The little boy huddled close to his father under the night sky. The fire crackled and the smell of burning dung and warm sheep let the little boy know that everything should be right in the world.
“Dad, why do we hate the farmers?”
“Because they are farmers, my boy, and we are herders.” The man chuckled.
“Obvious, child. The farmers try and fence off our land. They steal it from us and keep us from walking through the best parts. They try and steal the water holes too. Never trust a farmer.”
The boy thought for a while. It made sense the way his dad put it.
“But, dad, if we were farmers, it would seem like the herders were stealing their water. And ruining our food when they took their herds over.”
The man was surprised. He had never thought about it that way, or at least, not since having a herd of his own.
“Oh, son.
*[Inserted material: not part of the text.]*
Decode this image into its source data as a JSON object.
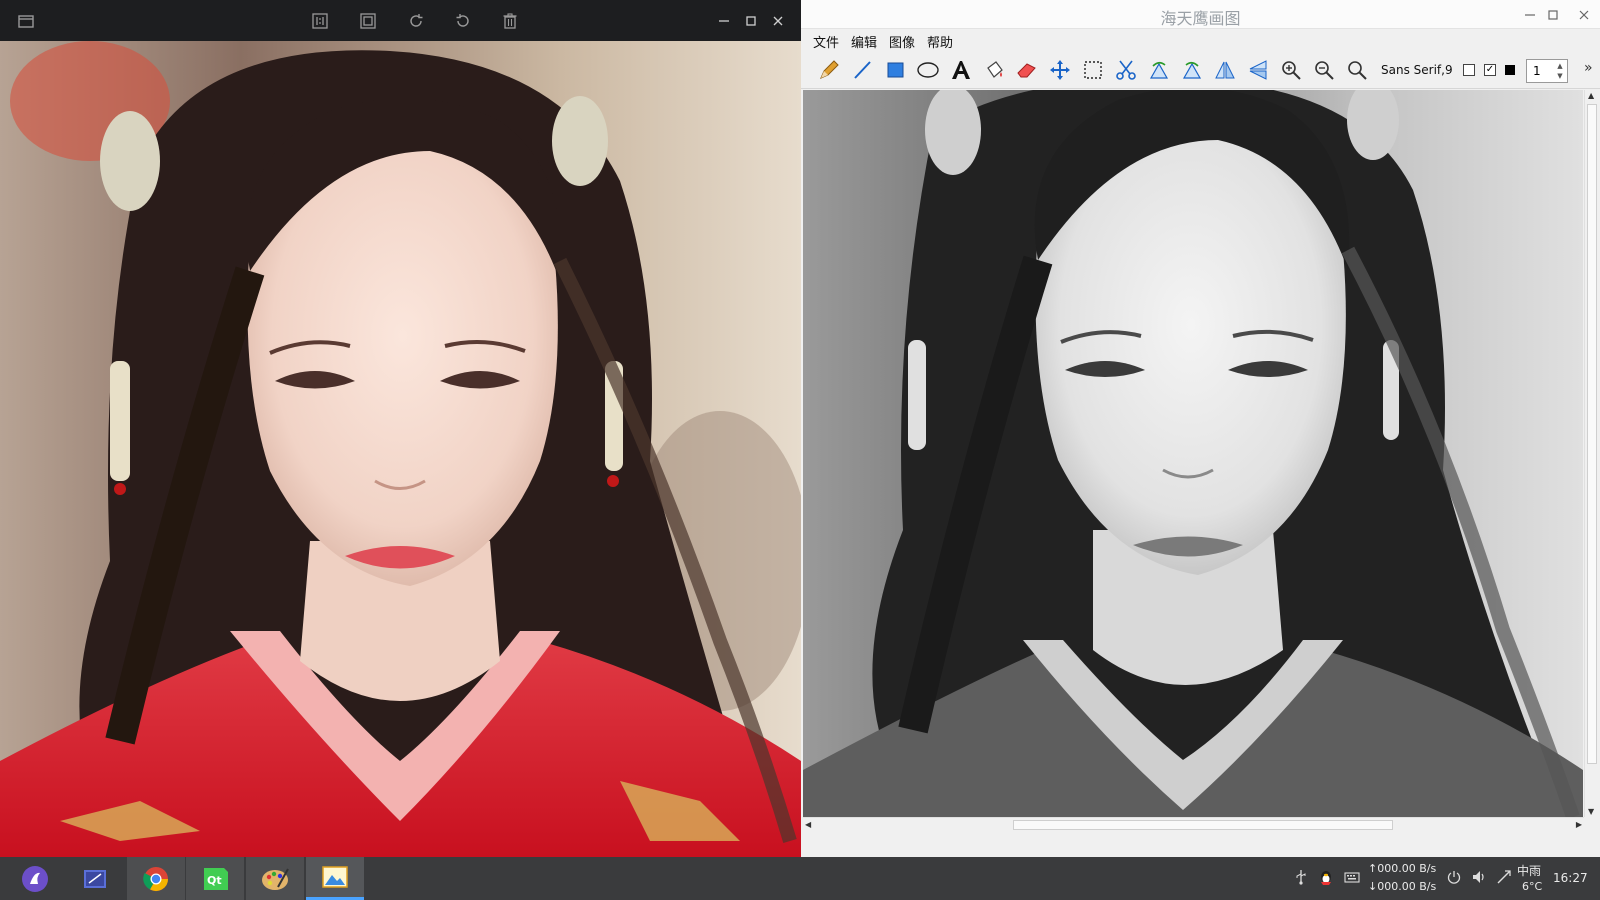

The real reason that we hate the farmers is that God hates them.”
The boy’s eyes grew big. God was responsible for the terrible thunder and the swarms of locusts that came every few years and eat the goats’ food.
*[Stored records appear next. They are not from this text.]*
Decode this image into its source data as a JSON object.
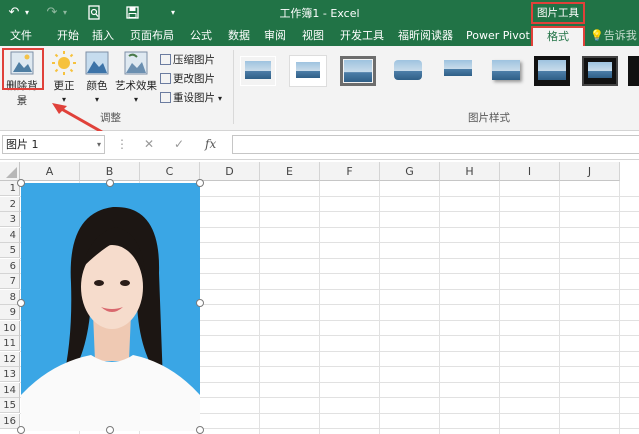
{
  "titlebar": {
    "title": "工作簿1 - Excel",
    "picture_tools": "图片工具"
  },
  "tabs": [
    {
      "label": "文件"
    },
    {
      "label": "开始"
    },
    {
      "label": "插入"
    },
    {
      "label": "页面布局"
    },
    {
      "label": "公式"
    },
    {
      "label": "数据"
    },
    {
      "label": "审阅"
    },
    {
      "label": "视图"
    },
    {
      "label": "开发工具"
    },
    {
      "label": "福昕阅读器"
    },
    {
      "label": "Power Pivot"
    },
    {
      "label": "格式"
    },
    {
      "label": "告诉我"
    }
  ],
  "ribbon": {
    "remove_bg": "删除背景",
    "corrections": "更正",
    "color": "颜色",
    "artistic": "艺术效果",
    "compress": "压缩图片",
    "change": "更改图片",
    "reset": "重设图片",
    "group_adjust": "调整",
    "group_styles": "图片样式"
  },
  "formula": {
    "namebox": "图片 1",
    "fx": "fx"
  },
  "columns": [
    "A",
    "B",
    "C",
    "D",
    "E",
    "F",
    "G",
    "H",
    "I",
    "J"
  ],
  "rows": [
    "1",
    "2",
    "3",
    "4",
    "5",
    "6",
    "7",
    "8",
    "9",
    "10",
    "11",
    "12",
    "13",
    "14",
    "15",
    "16"
  ],
  "colors": {
    "excel_green": "#217346",
    "highlight_red": "#e0413a",
    "photo_bg": "#3aa6e5"
  }
}
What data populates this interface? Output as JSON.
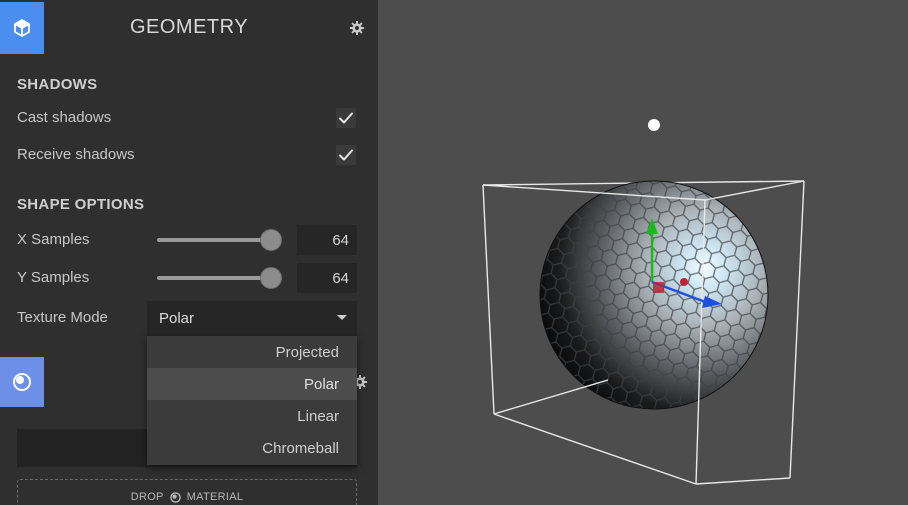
{
  "panel": {
    "title": "GEOMETRY",
    "geometry_tab_icon": "cube-icon",
    "material_tab_icon": "sphere-icon",
    "settings_icon": "gear-icon",
    "accent_color": "#4a8ff0"
  },
  "shadows": {
    "section_title": "SHADOWS",
    "cast_label": "Cast shadows",
    "cast_checked": true,
    "receive_label": "Receive shadows",
    "receive_checked": true
  },
  "shape_options": {
    "section_title": "SHAPE OPTIONS",
    "x_samples_label": "X Samples",
    "x_samples_value": "64",
    "x_samples_fraction": 1.0,
    "y_samples_label": "Y Samples",
    "y_samples_value": "64",
    "y_samples_fraction": 1.0,
    "texture_mode_label": "Texture Mode",
    "texture_mode_value": "Polar",
    "texture_mode_options": [
      "Projected",
      "Polar",
      "Linear",
      "Chromeball"
    ],
    "texture_mode_selected_index": 1
  },
  "material": {
    "drop_label_left": "DROP",
    "drop_label_right": "MATERIAL",
    "drop_icon": "material-sphere-icon"
  },
  "viewport": {
    "background_color": "#4d4d4d",
    "object": "hex-textured-sphere",
    "gizmo_axes": [
      "y-green",
      "x-blue",
      "z-red"
    ],
    "light_icon": "point-light-icon"
  }
}
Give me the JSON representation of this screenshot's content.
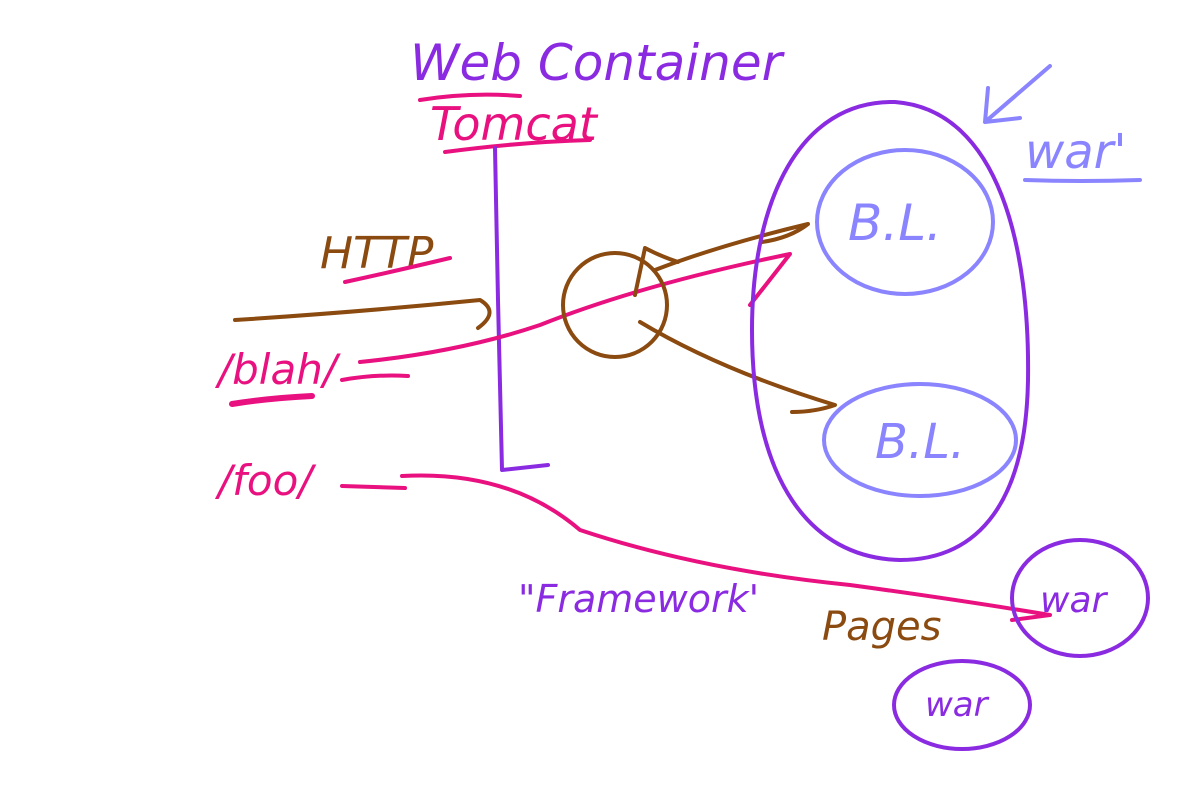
{
  "colors": {
    "purple": "#8a2be2",
    "light_purple": "#8a84ff",
    "brown": "#8a4a10",
    "pink": "#e8117f"
  },
  "labels": {
    "web_container": "Web Container",
    "tomcat": "Tomcat",
    "http": "HTTP",
    "blah": "/blah/",
    "foo": "/foo/",
    "war_quoted": "war'",
    "bl_top": "B.L.",
    "bl_bottom": "B.L.",
    "framework": "\"Framework'",
    "pages": "Pages",
    "war_right": "war",
    "war_bottom": "war"
  }
}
“Oh yes,” the man continued. “Back many seasons ago there were two brothers. One farmed and grew crops and fruit trees while the other herded animals. When it came time for sacrifice, the farmer sacrificed grains and fruits. The herder sacrificed new lambs.
“And, we all know that God loves the smell of burning animals the best. Nothing else makes him so happy, so he loved the gift of the herder and hated the gift of the farmer. This made the farmer so angry that he killed his own brother. So God sent the farmer away.
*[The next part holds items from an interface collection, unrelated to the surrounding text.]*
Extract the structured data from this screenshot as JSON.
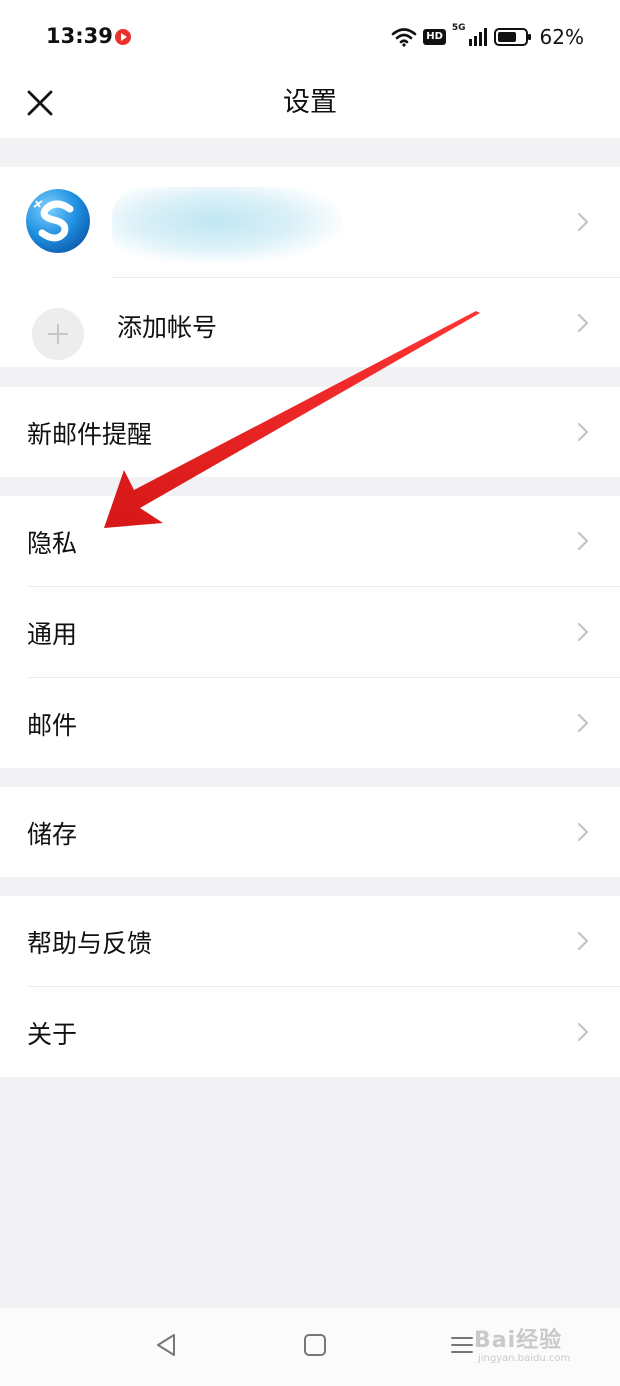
{
  "status_bar": {
    "time": "13:39",
    "hd_badge": "HD",
    "network": "5G",
    "battery": "62%",
    "icons": [
      "record-icon",
      "wifi-icon",
      "signal-icon",
      "battery-icon"
    ]
  },
  "header": {
    "title": "设置"
  },
  "account": {
    "add_label": "添加帐号"
  },
  "menu": {
    "new_mail_alert": "新邮件提醒",
    "privacy": "隐私",
    "general": "通用",
    "mail": "邮件",
    "storage": "储存",
    "help_feedback": "帮助与反馈",
    "about": "关于"
  },
  "watermark": {
    "brand": "Bai经验",
    "url": "jingyan.baidu.com"
  },
  "colors": {
    "background": "#f2f2f4",
    "accent_arrow": "#e01010",
    "chevron": "#c4c4c6"
  }
}
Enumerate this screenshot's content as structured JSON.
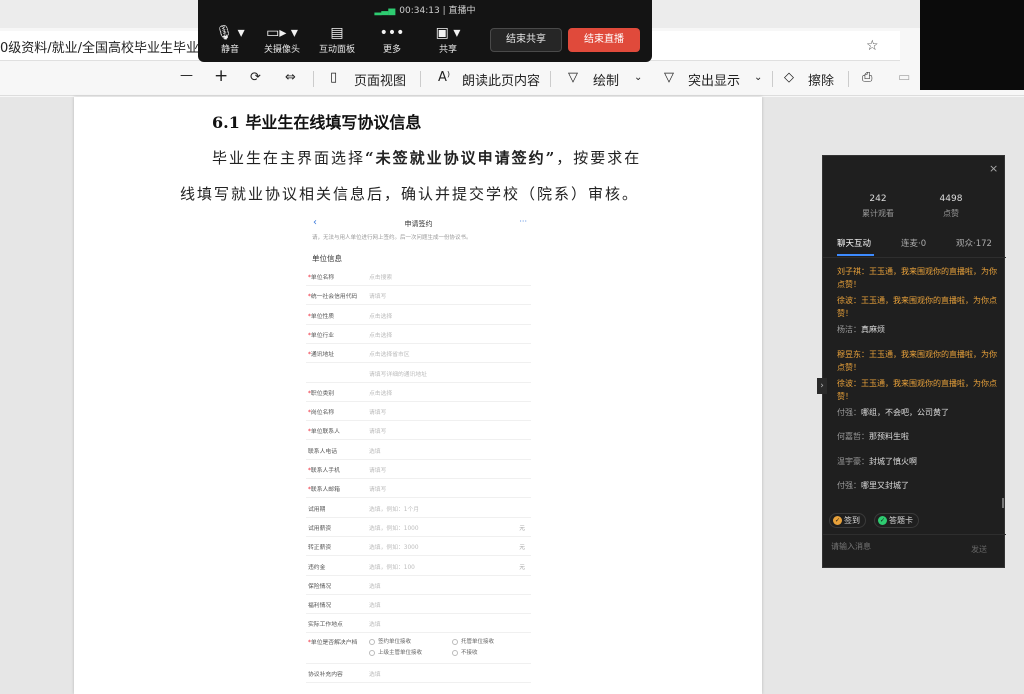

“That is why we hate the farmers.” The man was silent once more, thinking.
He thought of his own cousin who had also killed his brother when they had fought over a watering hole. God hadn’t done anything to the cousin except give him his former brother’s herds and wife. The farmers must be much worse.
“It must be awful to have God mad at you,” the boy whispered.